Solutions To All Of Your Line-Drying Problems

Before washing machines and dryers became a part of life, the standard method was washing clothes by hand and letting them dry outside in the sun. Many homeowners still choose to dry their clothes outside because of the many benefits it offers. For example, using a clothesline is cheaper as it saves on energy bills and is gentle on your clothes, which helps them last longer. In addition, people also love line-drying because it's much better for the environment and helps to remove the chemical smells from laundry detergent, explains Retro Housewife Goes Green.

Still, if you don't have a washing line installed or you haven't dried your clothes outside before, you might have some concerns about the process and the effects it can have on your clothes.
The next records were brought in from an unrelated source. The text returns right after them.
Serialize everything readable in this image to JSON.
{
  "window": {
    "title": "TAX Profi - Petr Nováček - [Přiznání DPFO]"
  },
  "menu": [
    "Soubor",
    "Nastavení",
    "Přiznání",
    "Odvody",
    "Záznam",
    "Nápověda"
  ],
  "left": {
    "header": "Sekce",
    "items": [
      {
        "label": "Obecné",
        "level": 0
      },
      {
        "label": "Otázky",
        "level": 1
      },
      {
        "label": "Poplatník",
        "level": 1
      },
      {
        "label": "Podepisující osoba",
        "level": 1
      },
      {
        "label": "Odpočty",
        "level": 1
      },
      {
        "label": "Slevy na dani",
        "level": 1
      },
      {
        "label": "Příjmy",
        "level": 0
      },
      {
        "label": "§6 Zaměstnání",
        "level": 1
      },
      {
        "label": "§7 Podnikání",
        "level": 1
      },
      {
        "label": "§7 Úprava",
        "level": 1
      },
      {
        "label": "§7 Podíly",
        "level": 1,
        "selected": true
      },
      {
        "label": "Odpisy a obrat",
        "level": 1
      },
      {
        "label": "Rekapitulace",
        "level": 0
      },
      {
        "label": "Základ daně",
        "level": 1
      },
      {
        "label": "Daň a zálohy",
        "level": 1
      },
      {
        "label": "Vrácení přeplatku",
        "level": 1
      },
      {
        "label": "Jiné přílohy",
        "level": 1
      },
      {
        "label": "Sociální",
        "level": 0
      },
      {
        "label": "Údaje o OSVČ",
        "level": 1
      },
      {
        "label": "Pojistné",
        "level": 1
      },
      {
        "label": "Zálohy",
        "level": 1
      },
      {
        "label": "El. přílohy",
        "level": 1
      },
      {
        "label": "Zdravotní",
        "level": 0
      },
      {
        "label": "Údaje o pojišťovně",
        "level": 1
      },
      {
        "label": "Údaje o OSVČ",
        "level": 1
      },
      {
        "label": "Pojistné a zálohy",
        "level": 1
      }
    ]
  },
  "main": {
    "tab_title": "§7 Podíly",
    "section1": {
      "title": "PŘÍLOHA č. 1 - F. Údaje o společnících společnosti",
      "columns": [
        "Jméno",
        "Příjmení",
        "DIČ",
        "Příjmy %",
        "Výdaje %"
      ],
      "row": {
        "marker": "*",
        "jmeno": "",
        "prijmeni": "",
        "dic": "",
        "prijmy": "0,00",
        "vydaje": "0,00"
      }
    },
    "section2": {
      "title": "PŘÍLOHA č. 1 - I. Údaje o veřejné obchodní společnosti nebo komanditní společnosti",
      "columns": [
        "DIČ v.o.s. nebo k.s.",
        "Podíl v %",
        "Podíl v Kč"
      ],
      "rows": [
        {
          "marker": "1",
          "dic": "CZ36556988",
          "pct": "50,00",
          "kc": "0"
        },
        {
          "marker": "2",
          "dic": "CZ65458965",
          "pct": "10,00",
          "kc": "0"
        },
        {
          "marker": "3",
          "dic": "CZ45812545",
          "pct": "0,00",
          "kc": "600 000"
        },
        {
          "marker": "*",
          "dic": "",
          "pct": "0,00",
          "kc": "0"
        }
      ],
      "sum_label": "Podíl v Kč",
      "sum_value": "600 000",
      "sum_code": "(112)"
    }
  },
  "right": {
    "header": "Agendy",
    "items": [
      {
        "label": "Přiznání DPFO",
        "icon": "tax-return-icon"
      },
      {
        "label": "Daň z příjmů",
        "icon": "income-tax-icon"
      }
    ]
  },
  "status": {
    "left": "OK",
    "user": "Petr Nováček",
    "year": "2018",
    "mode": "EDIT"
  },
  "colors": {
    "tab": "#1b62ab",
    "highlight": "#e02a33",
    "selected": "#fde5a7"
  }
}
This article will help to address your line-drying problems so that you can feel at ease about taking on this common practice.

Preserving the quality of your clothes

While electric dryers are a quick option, they can gradually wear down the fabric due to the intensity of the process. In a dryer, clothes constantly get stretched and pulled, but hanging your clothes on a line keeps them in one position until they are dry. Additionally, they tend not to shrink or lose their shape, which helps you get more value out of your pieces. Outdoor drying also helps in the wrinkles department, says Retro Housewife Goes Green, which means less steaming for you!

Ever wondered where exactly the fluff in the lint tray comes from? In The Wash explains that it's a collection of small pieces of fabric that get pulled from your clothes and can eventually become holes. Line-drying not only maintains the strength of your clothes but also helps you out with the washing, as Ultraviolet (UV) radiation from the sun is also great at removing stains and lightening your whites.

I can't install a clothesline

If you don't currently have a clothesline, The Not-So-Modern Housewife has some useful suggestions on how to install one. Purchasing clothesline pulleys, a long rope, screws, and hooks individually instead of as a kit allows you to customize everything to fit your needs and preferences. Determine a location that has enough space and sun and is an adequate distance from where you'll be bringing your laundry. Fix your pulleys at the right height for you, loop the clothesline through, and start drying!

Do you live in an area that has regulations on clotheslines, or you just don't have room for one? Don't fret, there are still ways to dry your clothes outside. You can opt for alternatives like drying racks or portable clotheslines, notes Backyard Scape. Drying racks are compact with multiple levels that can be used both indoors and outdoors. They come in various sizes and can be easily moved around. Portable clotheslines are usually retractable and can be set up above a bath, making them a great option for traveling.

I have allergies

A common problem people have with line-drying is that it can trigger allergic reactions since the clothes are exposed to the elements outside. Air-dried clothes tend to bring in mold, pollen, or insects, which don't go well with a sensitive immune system. Depending on where you live and what time of year it is, Lifehacker recommends checking the pollen index to determine if it's safe to hang your clothes outside.

Alternatively, Retro Housewife Goes Green recommends the American Academy of Asthma, Allergy, and Immunology's website and advises to hold off on line-drying if you're experiencing uncomfortable symptoms. If it is impractical to dry your clothes outside on certain days, you can still use drying racks and rods inside. Moreover, if your clothes do get exposed to allergens, IVJLaundromat recommends washing them again with very hot water or rinsing them twice with cold water, then drying them indoors as normal.

It takes too long

There's no denying that line drying takes longer than using a dryer, however, there are tricks you can implement. If you are using drying racks, try placing them in front of a fan, window, or another source of air to speed up the process. You can also line dry for a short amount of time and then finish the job in the dryer, advises Retro Housewife Goes Green.

Air drying might take a while, but it can help you be more intentional about how and when you wash. Rather than wait until everything is dirty, you can set a routine in place to wash more frequently. Hang out the clothes in the morning of a hot day and bring them back in the afternoon or evening. Also, you don't need to worry about using too much energy since it's all-natural. The process of hanging up items one by one and waiting for them to dry is therapeutic for a lot of people and allows them to embrace that calm in doing things the simple, old-fashioned way!